Problem to solve
Scan the records below and copy every line that contains the string "rectangle".

****************************************

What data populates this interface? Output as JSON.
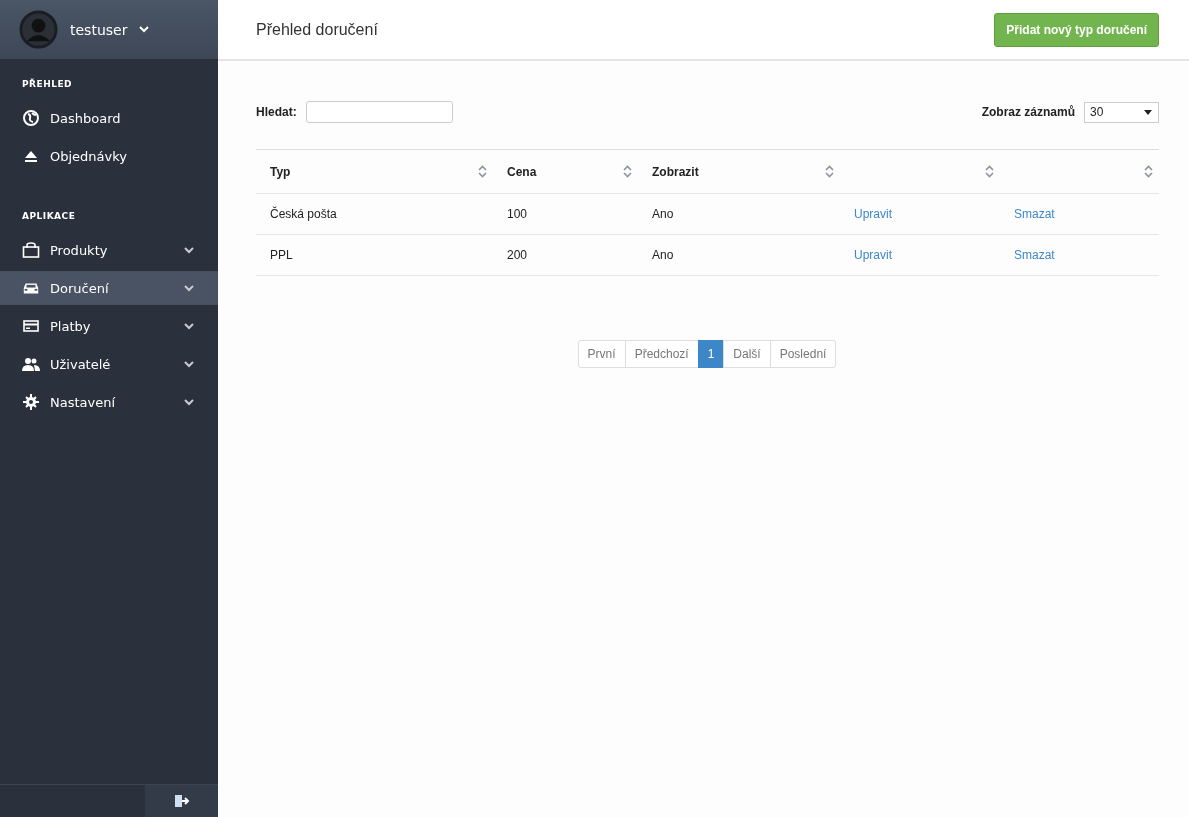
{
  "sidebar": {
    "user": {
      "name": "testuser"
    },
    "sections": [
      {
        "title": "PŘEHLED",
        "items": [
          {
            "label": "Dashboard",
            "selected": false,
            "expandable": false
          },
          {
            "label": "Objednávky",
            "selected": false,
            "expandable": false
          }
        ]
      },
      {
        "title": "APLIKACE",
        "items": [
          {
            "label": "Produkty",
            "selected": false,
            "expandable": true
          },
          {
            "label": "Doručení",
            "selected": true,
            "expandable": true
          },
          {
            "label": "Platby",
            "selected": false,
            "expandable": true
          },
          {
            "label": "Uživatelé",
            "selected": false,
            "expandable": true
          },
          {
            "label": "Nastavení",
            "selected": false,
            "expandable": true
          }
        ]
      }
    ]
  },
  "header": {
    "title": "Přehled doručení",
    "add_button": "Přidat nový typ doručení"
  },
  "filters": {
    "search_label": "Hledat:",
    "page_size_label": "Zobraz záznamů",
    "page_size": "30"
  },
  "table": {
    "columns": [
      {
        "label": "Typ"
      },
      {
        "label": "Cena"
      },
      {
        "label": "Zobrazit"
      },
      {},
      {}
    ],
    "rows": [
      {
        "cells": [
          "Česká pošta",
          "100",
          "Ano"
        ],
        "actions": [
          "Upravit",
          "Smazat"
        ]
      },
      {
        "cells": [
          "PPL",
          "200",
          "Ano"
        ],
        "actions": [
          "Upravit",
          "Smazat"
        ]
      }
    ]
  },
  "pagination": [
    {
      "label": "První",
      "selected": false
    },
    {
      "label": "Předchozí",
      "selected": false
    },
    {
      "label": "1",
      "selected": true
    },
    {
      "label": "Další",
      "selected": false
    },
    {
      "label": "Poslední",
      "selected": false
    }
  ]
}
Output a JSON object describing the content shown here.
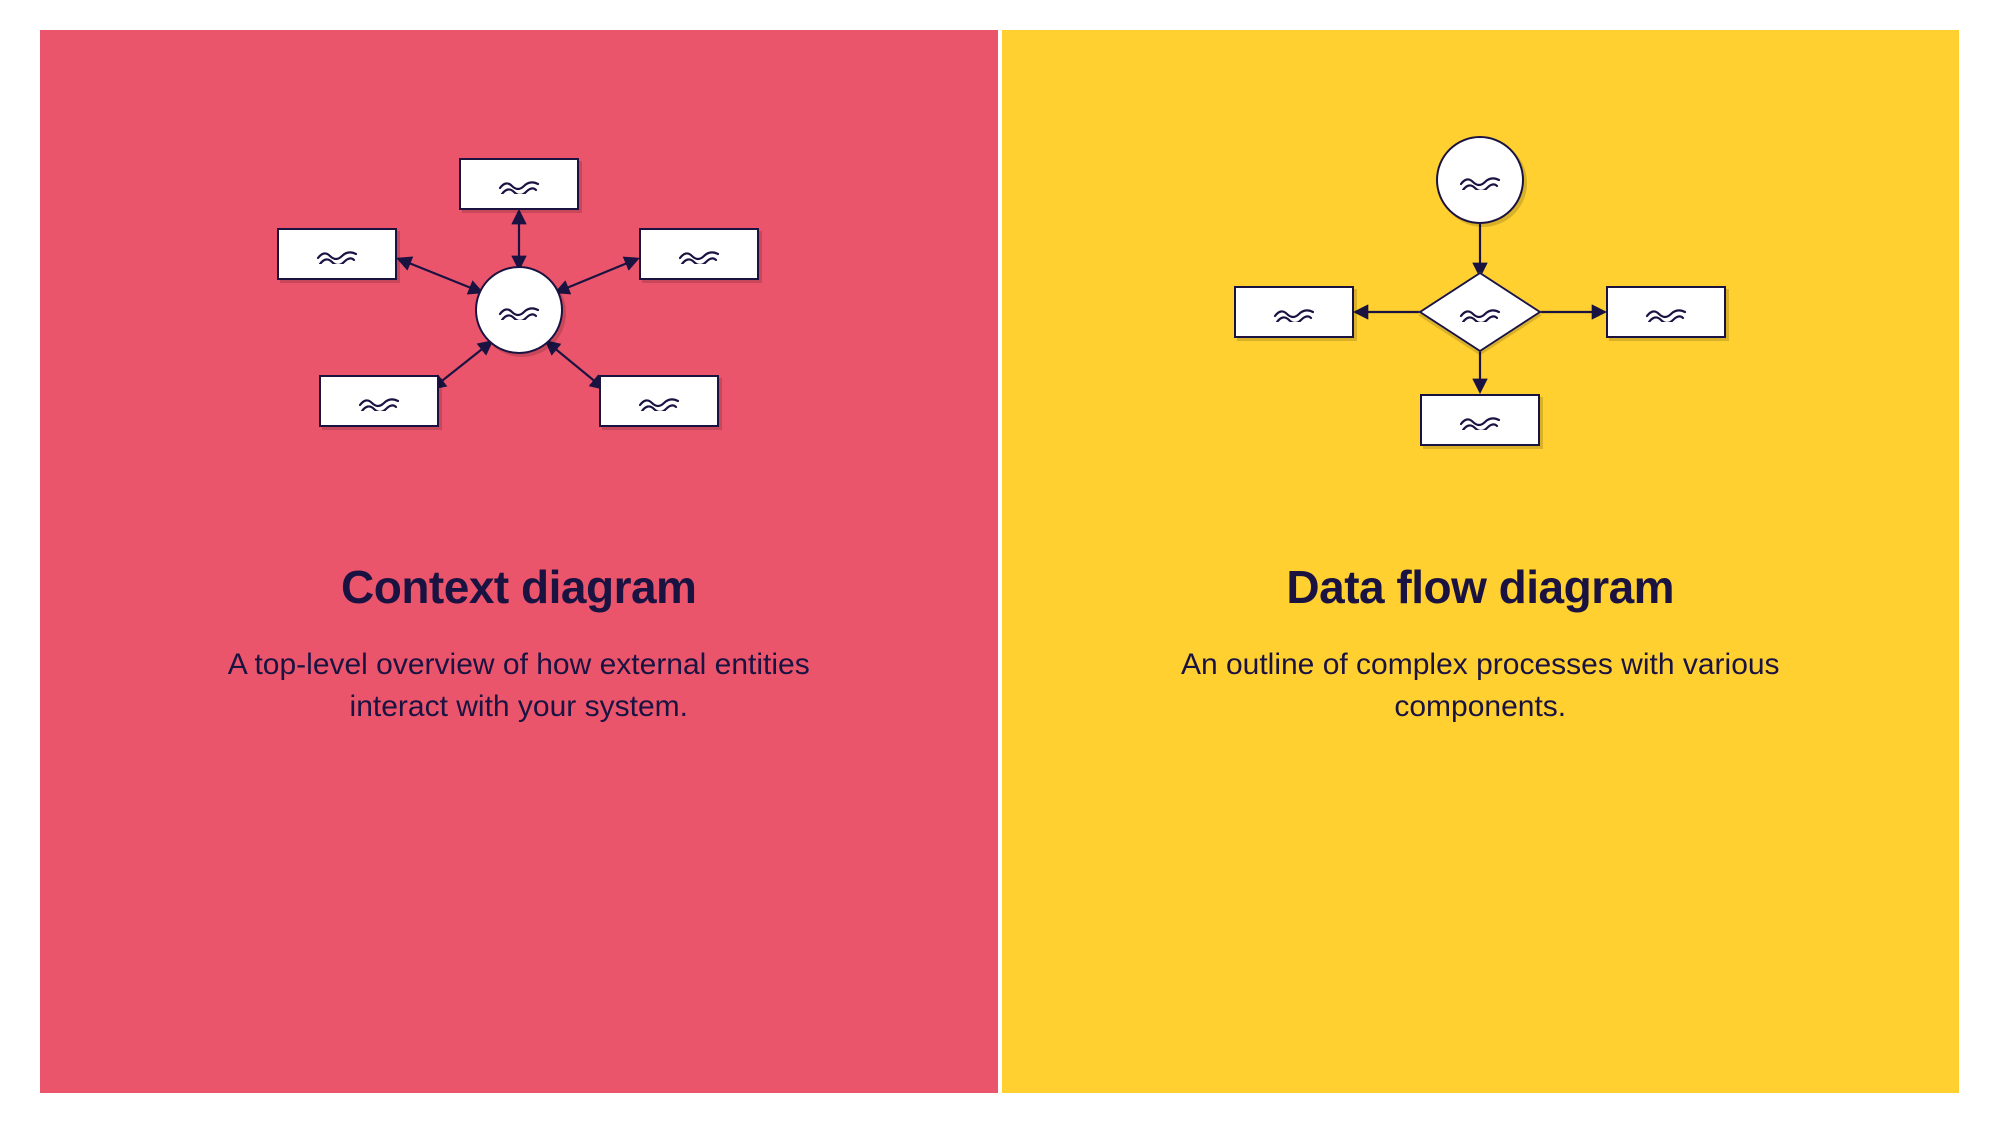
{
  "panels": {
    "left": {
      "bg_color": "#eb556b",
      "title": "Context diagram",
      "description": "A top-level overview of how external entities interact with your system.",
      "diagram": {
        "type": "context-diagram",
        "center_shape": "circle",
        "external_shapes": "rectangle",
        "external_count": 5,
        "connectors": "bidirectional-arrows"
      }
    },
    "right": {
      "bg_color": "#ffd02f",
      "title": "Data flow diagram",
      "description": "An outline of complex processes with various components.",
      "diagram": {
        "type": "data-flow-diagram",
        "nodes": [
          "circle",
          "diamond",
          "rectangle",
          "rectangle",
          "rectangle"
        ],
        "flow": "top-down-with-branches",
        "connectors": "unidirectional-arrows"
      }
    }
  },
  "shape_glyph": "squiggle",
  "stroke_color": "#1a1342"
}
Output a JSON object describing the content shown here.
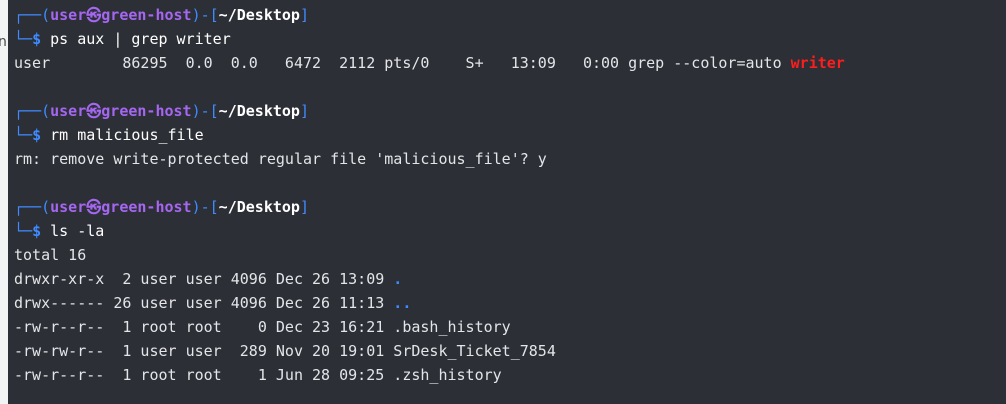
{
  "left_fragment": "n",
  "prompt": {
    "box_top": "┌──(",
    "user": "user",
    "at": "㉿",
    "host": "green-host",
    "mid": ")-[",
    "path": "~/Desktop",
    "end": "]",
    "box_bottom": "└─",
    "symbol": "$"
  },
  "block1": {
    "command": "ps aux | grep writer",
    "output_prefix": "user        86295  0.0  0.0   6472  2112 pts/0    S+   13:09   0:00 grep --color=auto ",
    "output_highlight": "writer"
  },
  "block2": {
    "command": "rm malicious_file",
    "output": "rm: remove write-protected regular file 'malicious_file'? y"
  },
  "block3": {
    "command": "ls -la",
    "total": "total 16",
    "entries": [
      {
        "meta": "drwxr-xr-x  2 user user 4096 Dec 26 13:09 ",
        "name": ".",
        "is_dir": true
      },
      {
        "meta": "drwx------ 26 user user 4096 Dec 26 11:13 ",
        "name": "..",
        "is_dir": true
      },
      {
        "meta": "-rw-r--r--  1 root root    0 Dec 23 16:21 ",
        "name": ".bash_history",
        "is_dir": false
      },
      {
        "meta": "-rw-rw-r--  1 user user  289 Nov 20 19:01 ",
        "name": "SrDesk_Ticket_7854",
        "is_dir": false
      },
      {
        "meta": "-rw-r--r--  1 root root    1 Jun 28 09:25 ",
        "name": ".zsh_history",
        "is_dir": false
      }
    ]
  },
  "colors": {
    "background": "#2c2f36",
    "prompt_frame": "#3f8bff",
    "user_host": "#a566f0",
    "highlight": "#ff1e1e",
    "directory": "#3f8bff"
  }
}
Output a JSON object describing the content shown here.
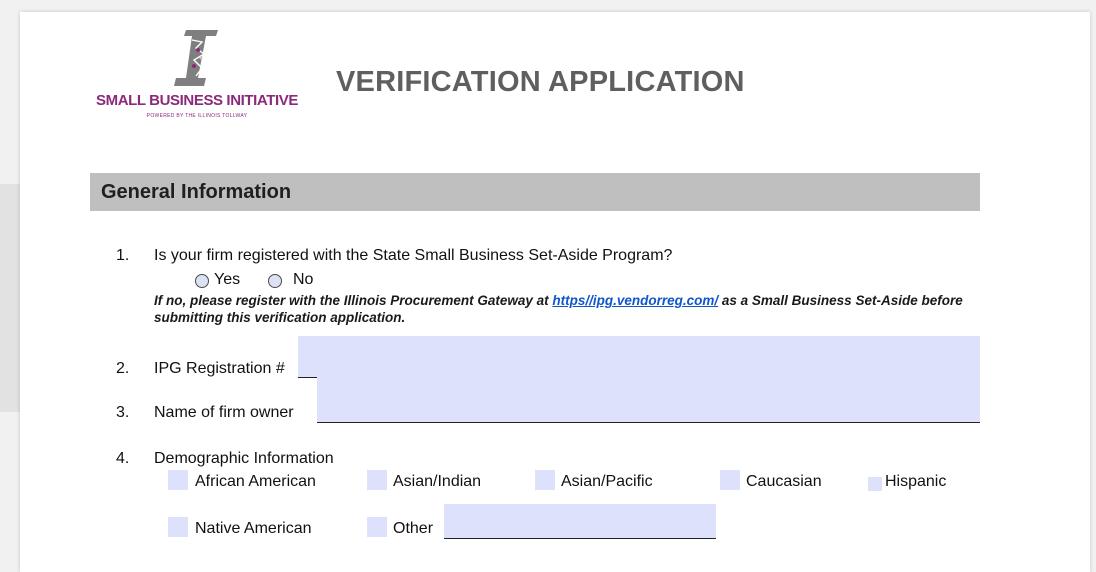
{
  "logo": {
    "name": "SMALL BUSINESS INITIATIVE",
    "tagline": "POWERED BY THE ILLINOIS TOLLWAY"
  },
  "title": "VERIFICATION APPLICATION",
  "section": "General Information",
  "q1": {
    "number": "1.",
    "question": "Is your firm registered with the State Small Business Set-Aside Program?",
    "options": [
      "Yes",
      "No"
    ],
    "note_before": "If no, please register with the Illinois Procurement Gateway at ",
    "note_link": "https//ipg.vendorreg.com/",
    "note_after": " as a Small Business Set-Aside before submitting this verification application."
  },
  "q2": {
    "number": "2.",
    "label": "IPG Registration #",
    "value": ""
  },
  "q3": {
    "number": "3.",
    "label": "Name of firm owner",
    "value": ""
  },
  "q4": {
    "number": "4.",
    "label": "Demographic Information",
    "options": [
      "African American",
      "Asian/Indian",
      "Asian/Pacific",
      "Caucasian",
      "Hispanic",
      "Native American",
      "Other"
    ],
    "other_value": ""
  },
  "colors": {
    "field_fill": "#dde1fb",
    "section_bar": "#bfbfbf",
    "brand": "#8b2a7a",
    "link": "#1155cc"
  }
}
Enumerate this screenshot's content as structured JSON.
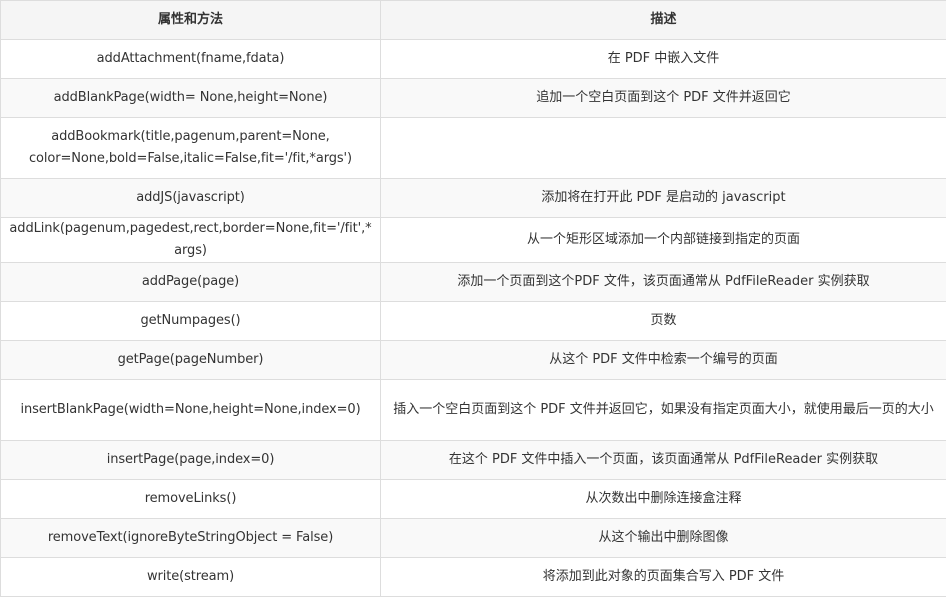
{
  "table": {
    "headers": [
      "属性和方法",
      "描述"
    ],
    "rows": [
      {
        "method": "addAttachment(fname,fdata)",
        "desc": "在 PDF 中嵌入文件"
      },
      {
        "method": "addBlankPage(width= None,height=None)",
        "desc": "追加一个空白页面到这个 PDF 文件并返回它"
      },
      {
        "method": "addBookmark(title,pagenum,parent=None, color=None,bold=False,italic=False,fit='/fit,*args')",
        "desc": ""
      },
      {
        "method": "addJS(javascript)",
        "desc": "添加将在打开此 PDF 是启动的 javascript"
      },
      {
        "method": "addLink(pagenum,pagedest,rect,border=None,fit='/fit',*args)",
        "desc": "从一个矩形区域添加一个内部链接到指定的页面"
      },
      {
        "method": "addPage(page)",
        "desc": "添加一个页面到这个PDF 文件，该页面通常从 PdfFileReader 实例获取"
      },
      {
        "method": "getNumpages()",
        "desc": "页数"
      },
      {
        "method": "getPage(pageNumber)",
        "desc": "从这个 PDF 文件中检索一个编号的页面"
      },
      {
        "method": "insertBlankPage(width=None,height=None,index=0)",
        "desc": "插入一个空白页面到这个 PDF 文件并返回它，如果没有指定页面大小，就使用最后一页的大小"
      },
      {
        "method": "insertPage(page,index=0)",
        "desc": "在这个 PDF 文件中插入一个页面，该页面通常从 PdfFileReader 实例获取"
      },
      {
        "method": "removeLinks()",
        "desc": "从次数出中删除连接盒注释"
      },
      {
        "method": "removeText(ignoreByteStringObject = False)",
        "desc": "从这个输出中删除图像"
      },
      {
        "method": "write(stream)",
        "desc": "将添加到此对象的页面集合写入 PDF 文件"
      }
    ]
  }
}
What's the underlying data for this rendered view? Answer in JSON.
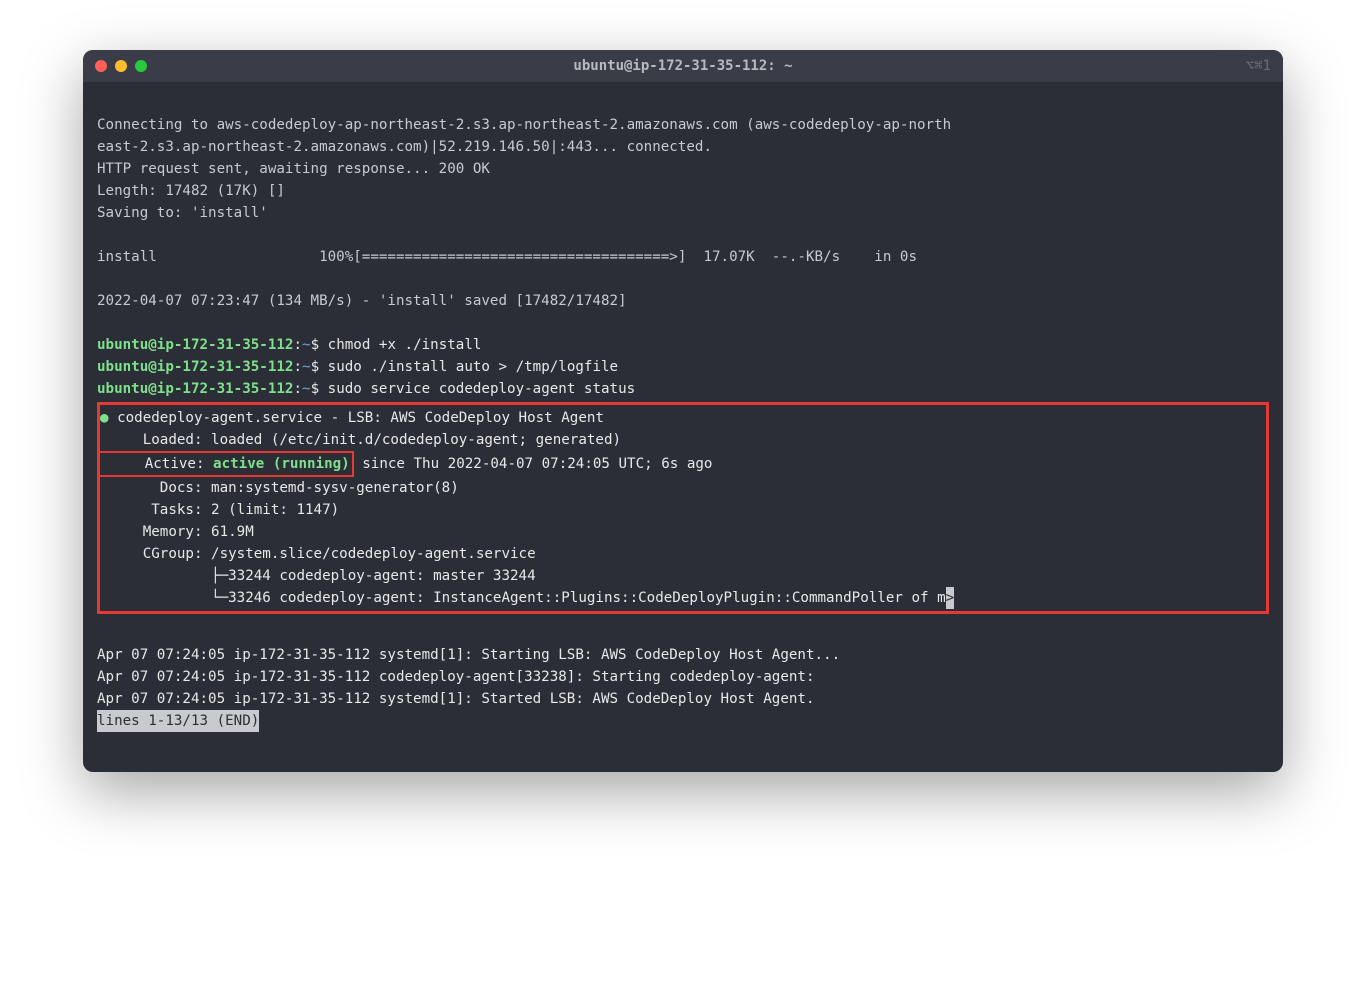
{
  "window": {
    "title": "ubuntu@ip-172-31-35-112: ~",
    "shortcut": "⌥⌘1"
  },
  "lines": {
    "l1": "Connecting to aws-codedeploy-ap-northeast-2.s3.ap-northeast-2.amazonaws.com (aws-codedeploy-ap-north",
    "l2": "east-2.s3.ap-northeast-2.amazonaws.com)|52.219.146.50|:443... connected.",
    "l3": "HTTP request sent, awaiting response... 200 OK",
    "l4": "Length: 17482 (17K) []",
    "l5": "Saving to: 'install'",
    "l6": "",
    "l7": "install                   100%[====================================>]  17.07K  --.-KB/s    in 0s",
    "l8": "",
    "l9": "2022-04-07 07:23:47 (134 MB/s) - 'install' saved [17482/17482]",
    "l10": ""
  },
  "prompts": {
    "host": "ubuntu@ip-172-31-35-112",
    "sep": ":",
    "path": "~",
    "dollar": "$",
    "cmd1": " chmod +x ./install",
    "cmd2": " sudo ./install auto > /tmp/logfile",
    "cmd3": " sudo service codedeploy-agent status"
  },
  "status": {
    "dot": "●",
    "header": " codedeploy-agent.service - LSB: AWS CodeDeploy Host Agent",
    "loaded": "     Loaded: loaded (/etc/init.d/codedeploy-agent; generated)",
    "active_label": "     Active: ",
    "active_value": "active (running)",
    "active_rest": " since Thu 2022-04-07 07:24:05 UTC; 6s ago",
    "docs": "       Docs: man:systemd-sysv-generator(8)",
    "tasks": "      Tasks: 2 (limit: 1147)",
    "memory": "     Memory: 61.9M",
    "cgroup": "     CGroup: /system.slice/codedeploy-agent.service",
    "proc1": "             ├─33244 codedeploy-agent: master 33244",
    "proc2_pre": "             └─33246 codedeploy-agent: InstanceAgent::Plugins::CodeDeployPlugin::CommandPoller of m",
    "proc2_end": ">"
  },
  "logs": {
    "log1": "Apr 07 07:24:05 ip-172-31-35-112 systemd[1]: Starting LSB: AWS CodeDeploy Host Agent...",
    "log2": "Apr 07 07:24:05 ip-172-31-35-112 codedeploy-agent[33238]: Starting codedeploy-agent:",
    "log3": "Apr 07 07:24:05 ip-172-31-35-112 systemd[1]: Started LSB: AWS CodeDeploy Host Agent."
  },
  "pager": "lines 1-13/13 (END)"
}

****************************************

Written reply
        "external_shapes": "rectangle",
          "rectangle",
          "rectangle",
          "rectangle"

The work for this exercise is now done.